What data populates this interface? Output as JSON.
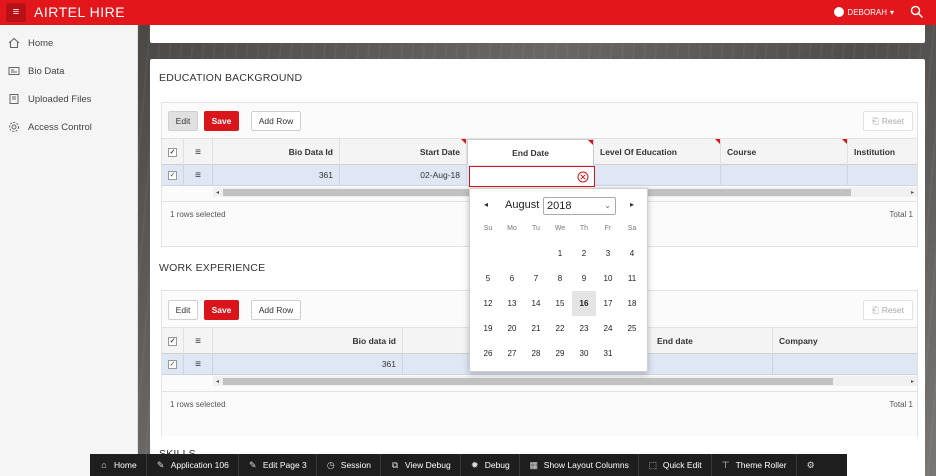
{
  "app": {
    "title": "AIRTEL HIRE",
    "user": "DEBORAH",
    "accent": "#e3171b"
  },
  "sidebar": {
    "items": [
      {
        "label": "Home",
        "icon": "home-icon"
      },
      {
        "label": "Bio Data",
        "icon": "id-card-icon"
      },
      {
        "label": "Uploaded Files",
        "icon": "file-icon"
      },
      {
        "label": "Access Control",
        "icon": "gear-icon"
      }
    ]
  },
  "education": {
    "title": "EDUCATION BACKGROUND",
    "toolbar": {
      "edit": "Edit",
      "save": "Save",
      "add_row": "Add Row",
      "reset": "Reset"
    },
    "columns": [
      "Bio Data Id",
      "Start Date",
      "End Date",
      "Level Of Education",
      "Course",
      "Institution"
    ],
    "row": {
      "bio_data_id": "361",
      "start_date": "02-Aug-18",
      "end_date": ""
    },
    "footer": {
      "selected": "1 rows selected",
      "total": "Total 1"
    }
  },
  "datepicker": {
    "month": "August",
    "year": "2018",
    "weekdays": [
      "Su",
      "Mo",
      "Tu",
      "We",
      "Th",
      "Fr",
      "Sa"
    ],
    "days": [
      "1",
      "2",
      "3",
      "4",
      "5",
      "6",
      "7",
      "8",
      "9",
      "10",
      "11",
      "12",
      "13",
      "14",
      "15",
      "16",
      "17",
      "18",
      "19",
      "20",
      "21",
      "22",
      "23",
      "24",
      "25",
      "26",
      "27",
      "28",
      "29",
      "30",
      "31"
    ],
    "today": "16"
  },
  "work": {
    "title": "WORK EXPERIENCE",
    "toolbar": {
      "edit": "Edit",
      "save": "Save",
      "add_row": "Add Row",
      "reset": "Reset"
    },
    "columns": [
      "Bio data id",
      "End date",
      "Company"
    ],
    "row": {
      "bio_data_id": "361"
    },
    "footer": {
      "selected": "1 rows selected",
      "total": "Total 1"
    }
  },
  "skills": {
    "title": "SKILLS"
  },
  "devbar": {
    "items": [
      {
        "label": "Home",
        "icon": "home-icon"
      },
      {
        "label": "Application 106",
        "icon": "edit-icon"
      },
      {
        "label": "Edit Page 3",
        "icon": "edit-icon"
      },
      {
        "label": "Session",
        "icon": "clock-icon"
      },
      {
        "label": "View Debug",
        "icon": "window-icon"
      },
      {
        "label": "Debug",
        "icon": "bug-icon"
      },
      {
        "label": "Show Layout Columns",
        "icon": "grid-icon"
      },
      {
        "label": "Quick Edit",
        "icon": "cursor-icon"
      },
      {
        "label": "Theme Roller",
        "icon": "paint-roller-icon"
      },
      {
        "label": "",
        "icon": "gear-icon"
      }
    ]
  }
}
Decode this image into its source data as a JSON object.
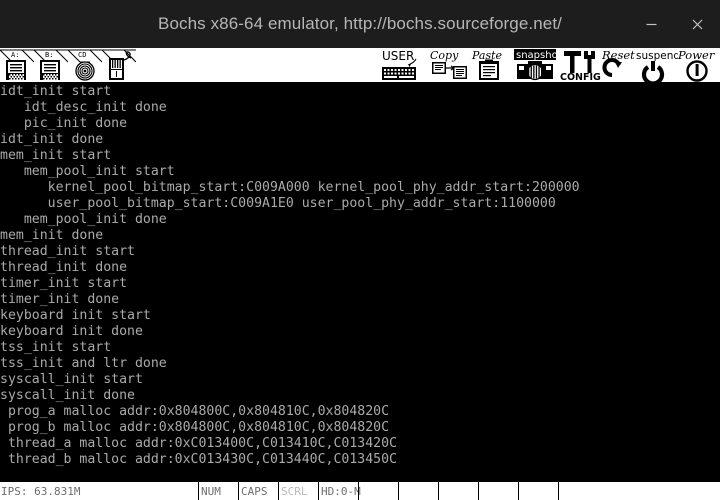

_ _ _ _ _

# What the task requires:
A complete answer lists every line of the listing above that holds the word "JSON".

# Exercise result:
What data populates this interface? Output as JSON.
Decode this image into its source data as a JSON object.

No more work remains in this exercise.